However, unless disabled people have the choice of accessing services in the same environment as non-disabled people, we shall never achieve a truly inclusive society.
Whether it is a disabled person sharing a meal with work colleagues in a restaurant or taking their children to an amusement park, the need for integrated services is clear. Disabled people should not have to be segregated from their family and friends in accessing services.
Part five of the Disability Discrimination Act (DDA), which deals with access to goods, services and premises, makes it illegal, unless proven impractical, to offer a lesser service to people with impairments.
Clearly this should impact greatly on the IT industry and therefore, the BCS. Moreover, the industry is now global and the Society cannot afford to ignore other legal acts similar to the DDA.
One example of the above is Section 508 of the American Disability Act (ADA) 1998 which requires access to electronic and information technology provided by the federal government.
The law applies to all federal agencies when they develop, procure, maintain or use electronic and information technology.
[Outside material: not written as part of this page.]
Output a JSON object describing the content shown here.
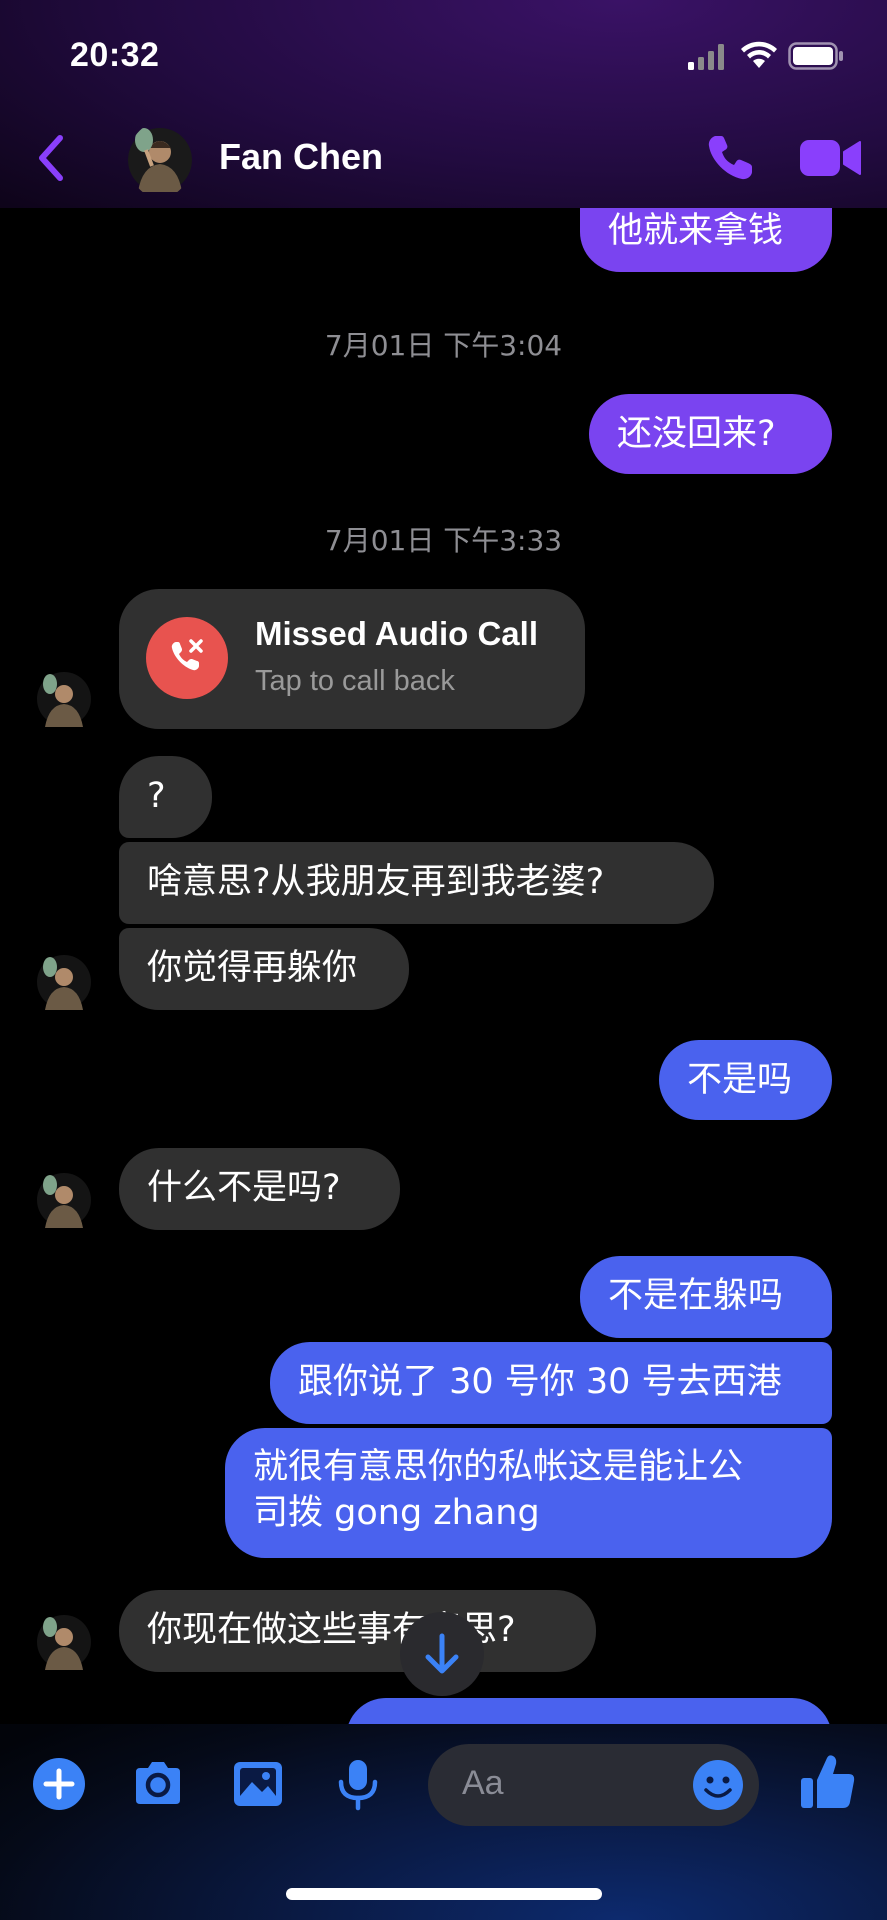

Federal agencies must ensure that this technology is accessible to employees and members of the public with disabilities to the extent it does not pose an 'undue burden'.
Section 508 speaks of various means for disseminating information, including computers, software and electronic office equipment. It applies to, but is not solely focused on, federal pages on the internet or the World Wide Web. It does not apply to web pages of private industry.
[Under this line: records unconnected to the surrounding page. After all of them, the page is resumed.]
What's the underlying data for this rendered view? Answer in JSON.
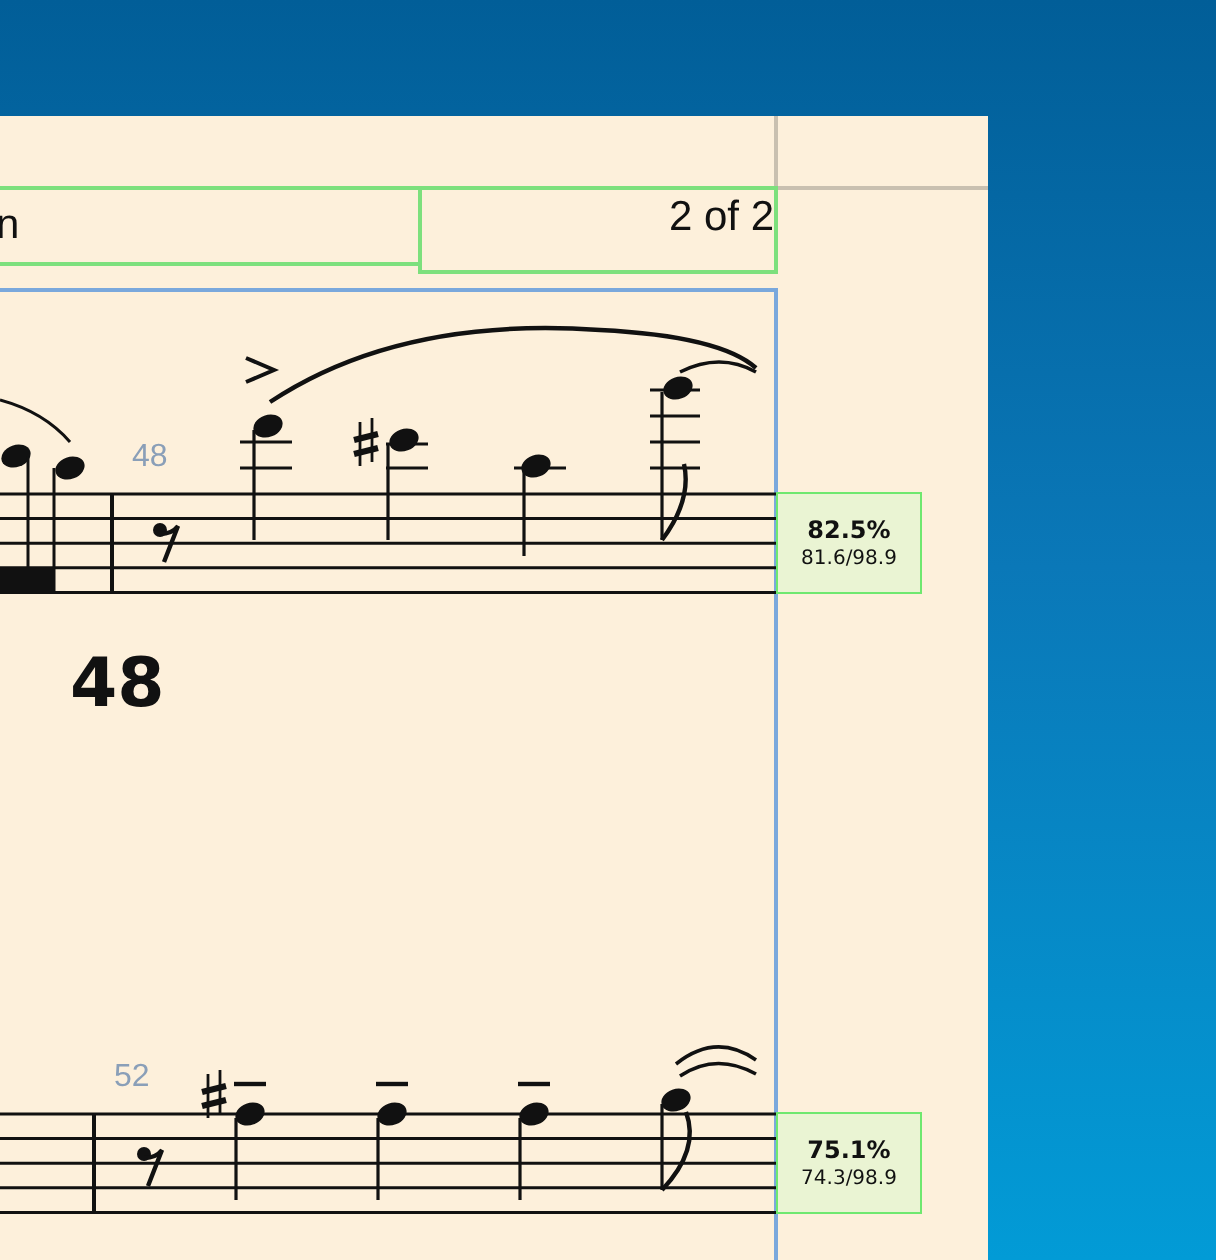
{
  "header": {
    "title_fragment": "n",
    "page_indicator": "2 of 2"
  },
  "systems": [
    {
      "measure_number": "48",
      "fit": {
        "percent": "82.5%",
        "ratio": "81.6/98.9"
      }
    },
    {
      "measure_number": "52",
      "fit": {
        "percent": "75.1%",
        "ratio": "74.3/98.9"
      }
    }
  ],
  "rehearsal_mark": "48"
}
It doesn't take a lot of thought, therefore, to understand why the BCS should consider social inclusion in its policy. It should not however, compromise the individual areas of expertise which such a policy will affect, rather, it should bring about a gelling of minds in order to maximise the positive effect of IT on the whole tapestry of our society and that of the world.
The BCS should be recognised as a pioneering professional body that cares about the social outcome of its activities, encouraging and instigating research that will not only be inclusive but will push back the boundaries of our sciences for the good of all.
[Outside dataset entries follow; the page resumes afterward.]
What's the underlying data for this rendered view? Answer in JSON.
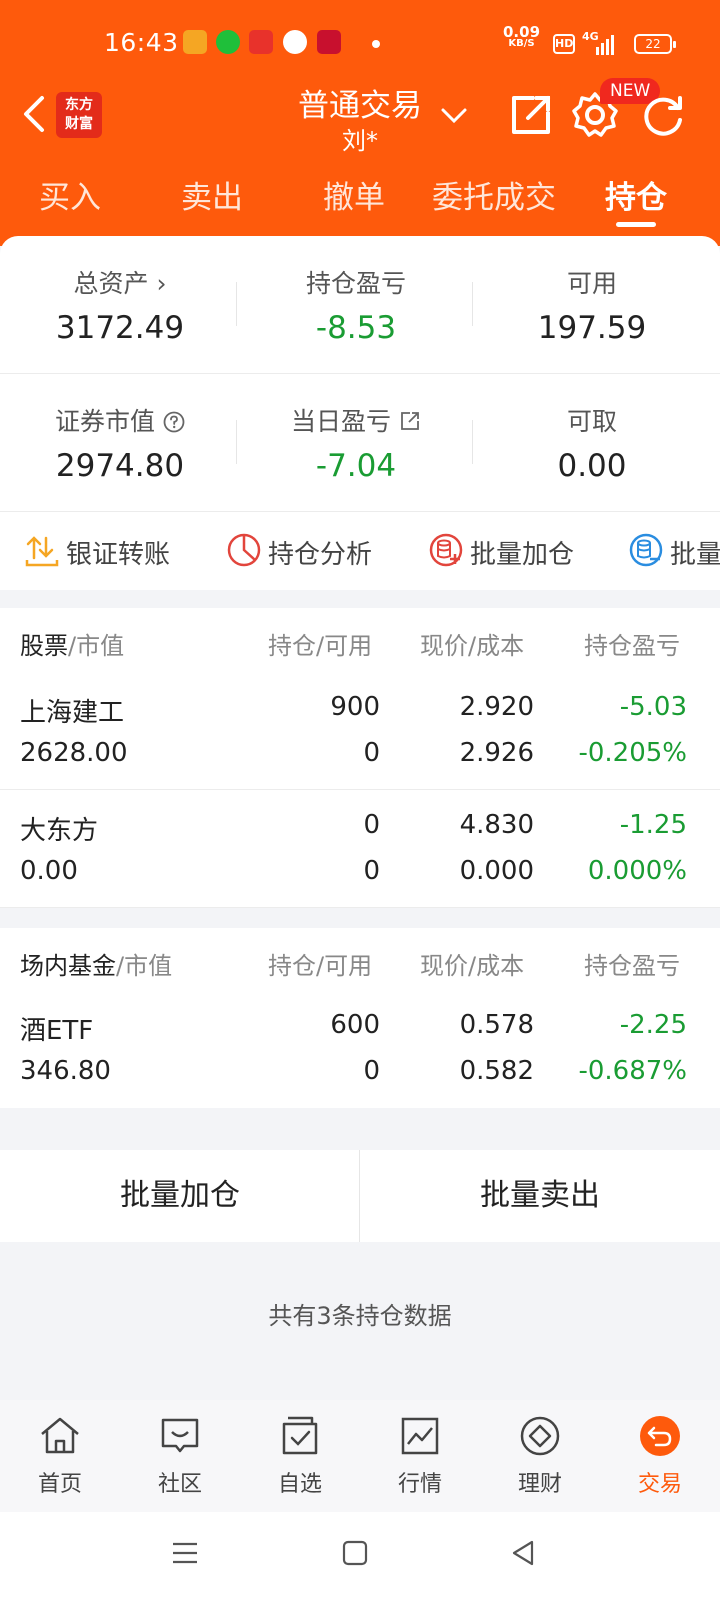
{
  "status_bar": {
    "time": "16:43",
    "net_speed_value": "0.09",
    "net_speed_unit": "KB/S",
    "hd_label": "HD",
    "signal_label": "4G",
    "battery": "22"
  },
  "nav": {
    "logo_line1": "东方",
    "logo_line2": "财富",
    "title": "普通交易",
    "subtitle": "刘*",
    "new_badge": "NEW"
  },
  "tabs": [
    "买入",
    "卖出",
    "撤单",
    "委托成交",
    "持仓"
  ],
  "active_tab": "持仓",
  "summary": {
    "total_assets_label": "总资产",
    "total_assets": "3172.49",
    "position_pnl_label": "持仓盈亏",
    "position_pnl": "-8.53",
    "available_label": "可用",
    "available": "197.59",
    "market_value_label": "证券市值",
    "market_value": "2974.80",
    "daily_pnl_label": "当日盈亏",
    "daily_pnl": "-7.04",
    "withdrawable_label": "可取",
    "withdrawable": "0.00"
  },
  "actions": [
    "银证转账",
    "持仓分析",
    "批量加仓",
    "批量"
  ],
  "stocks_section": {
    "header_name": "股票",
    "header_name_suffix": "/市值",
    "header_qty": "持仓/可用",
    "header_price": "现价/成本",
    "header_pnl": "持仓盈亏",
    "rows": [
      {
        "name": "上海建工",
        "market_value": "2628.00",
        "qty": "900",
        "available": "0",
        "price": "2.920",
        "cost": "2.926",
        "pnl": "-5.03",
        "pnl_pct": "-0.205%"
      },
      {
        "name": "大东方",
        "market_value": "0.00",
        "qty": "0",
        "available": "0",
        "price": "4.830",
        "cost": "0.000",
        "pnl": "-1.25",
        "pnl_pct": "0.000%"
      }
    ]
  },
  "funds_section": {
    "header_name": "场内基金",
    "header_name_suffix": "/市值",
    "header_qty": "持仓/可用",
    "header_price": "现价/成本",
    "header_pnl": "持仓盈亏",
    "rows": [
      {
        "name": "酒ETF",
        "market_value": "346.80",
        "qty": "600",
        "available": "0",
        "price": "0.578",
        "cost": "0.582",
        "pnl": "-2.25",
        "pnl_pct": "-0.687%"
      }
    ]
  },
  "buttons": {
    "batch_add": "批量加仓",
    "batch_sell": "批量卖出"
  },
  "footer_note": "共有3条持仓数据",
  "bottom_nav": [
    "首页",
    "社区",
    "自选",
    "行情",
    "理财",
    "交易"
  ],
  "colors": {
    "brand": "#fe5a0c",
    "loss_green": "#1a9c33",
    "badge_red": "#f0281e"
  }
}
In one of my recent papers I stated that I would be delighted if all of the vocational qualifications that can be acquired though the BCS became inclusive of people with any impairments.
I went on to say that I would be delighted if human movements could be stimulated or blocked by useful micro technology on the nervous system and anti-social behaviour patterns could be negated in a similar manner.
If people could carry around their means of communicating with technology, thereby gaining access to any PC or information kiosk, this would be in line with part five of the DDA.
Can the BCS achieve social inclusion? I think it can, but in order to do so it will take a well planned strategy, harmonising the areas of expertise within its midst.
The authors of such a strategy will do well to bear in mind the words of the BBC newscaster who advertises their World News Service. She says, 'If you want to know the truth, listen to those it is happening to.'
Dr Geoff Busby MBE CEng FBCS is a BCS Consultant on Inclusion.
in a nutshell
- Social inclusion can be achieved by removing the barriers that turn impairments into disability.
- IT has the ability to minimise impairments or turn them into disabling factors.
- The potential new market for disabled tourists across Europe, if facilities were made accessible, is worth around £17bn.
- Part five of the Disability Discrimination Act makes it illegal, unless proven impractical, to offer a lesser service to people with impairments.
- A BCS social inclusion policy should bring about a gelling of minds in order to maximise the positive effect of IT on the whole tapestry of our society and that of the world.